It is abundantly clear why this was, and is, so. There appears to be a view widespread in the former Yugoslavia that non-native speakers can easily handle journalistic or literary translation into English. But this reflects a serious misconception. It is exceptionally rare to find a translator who can produce work of real literary or even technical quality in a language that is not his or her own.
After all, it is hard enough to produce work of literary quality even in one's native language. Always a bad policy in prose, translation by non-native speakers in the matter of poetry is wholly misguided since it is nearly always tone-deaf to sophisticated registers of usage, style, atmosphere and meaning.
Translation is an important window on to a country. It shapes the understanding and image of that country. Unfortunately, both the dearth and weakness of previous translations of Bosnian literature can only tend to confirm the worst Western stereotypes - that it is some sort of Balkanized Ruritania where three tribes with unpronounceable names do unspeakable things; that it lacks a serious unified culture within ancient borders as old as those of Western nations; that it might as well be partitioned de facto between the cultures of its better-known neighbours.
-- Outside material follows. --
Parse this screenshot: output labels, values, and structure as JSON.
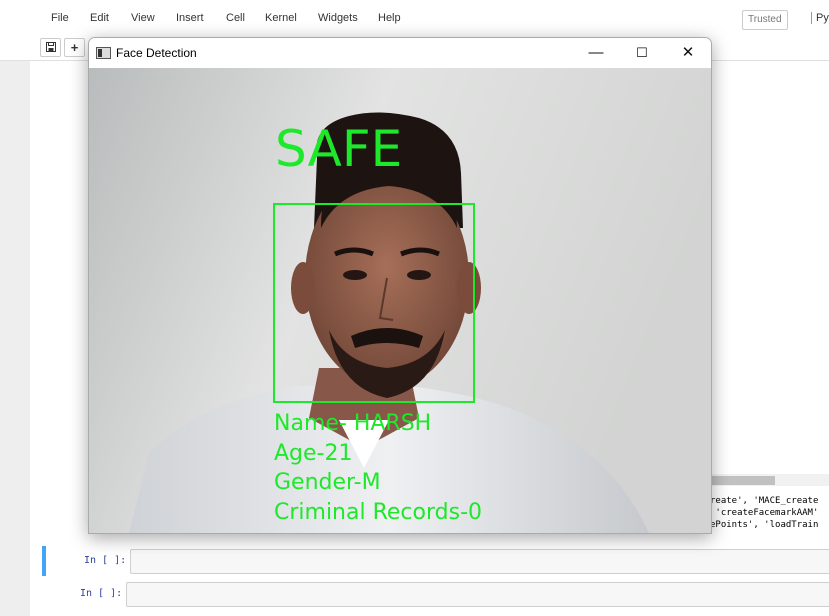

In contrast, my anthology rows against those stereotypes; since English is the global lingua franca, it opens a large window on the rich and sophisticated poetic tradition of a long-standing people. The outstanding quality of the translations implicitly demands that Bosnian poetry be taken as seriously as the poetry of any other European nation.
Now I will step briefly into the lion's den. A debate is going on in Bosnia as to whether, basically, there should be one or three Bosnian literatures - this latter option based, presumably, on the linguistic differences between the Bosniak, Serbian and Croatian versions of the language, rather than a crude ethno-religious classification. I am speaking, of course, of a debate within liberated Bosnia.
It is surely understandable that what was once formally called "Serbo- Croat" should be renamed more naturally as Bosnian, Croatian or Serbian. It is also right that every effort should be made within free Bosnia to ensure the equality and systemisation of each of these dialects. But when these justified linguistic considerations begin to intrude into literature, I think we are into dangerous territory. We are into the same obsession with labels that first descended to ethnic-cleansing and then led to the catastrophic Western map-making of successive peace negotiations.
Any critical move towards the idea of three literatures is deeply retrograde. It would mark a partition on ethno-religious grounds. Is that what people in free Bosnia really want after the years of genocide and suffering - to finish the work of the ethnic separatists, to institute a literary apartheid?
There is an alternative that is also opportunity. It involves what might be called a civic state as opposed to an ethnic nationalism. All citizens are equal, both politically and culturally. Just as Irish culture is simply what happens culturally on the island of Ireland - including, of course, the contributions of outsiders - Bosnian culture is simply what happens culturally within the historic boundaries of Bosnia.
Actually, isn't there something artistically simple-minded about the idea that linguistic difference must equate to imaginative or cultural difference - that literature, so fond of holding disparate things in creative unity, should be packaged with new labels according to some different words and pronunciations? Isn't the poetic imagination more likely to thrive on cross-fertilizations within a single tradition than on the partitioning of that tradition?
In this inclusive light, diversity is not sidetracked by what Freud called "the narcissism of small difference"; it liberates rather than Balkanizes. Historic Bosnia is, in fact, unique in Europe for being a nation without a majority - a nation of minorities. As has often been remarked, this is why it is like a polyphony. And a polyphony ceases to be itself if one of the strands is left out, or if the strands are unravelled into something else. As I understood it, the defence of Bosnia was about the defence of polyphony; as I see it, that polyphony in its literary form is best defended by a single Bosnian literature.Reuse content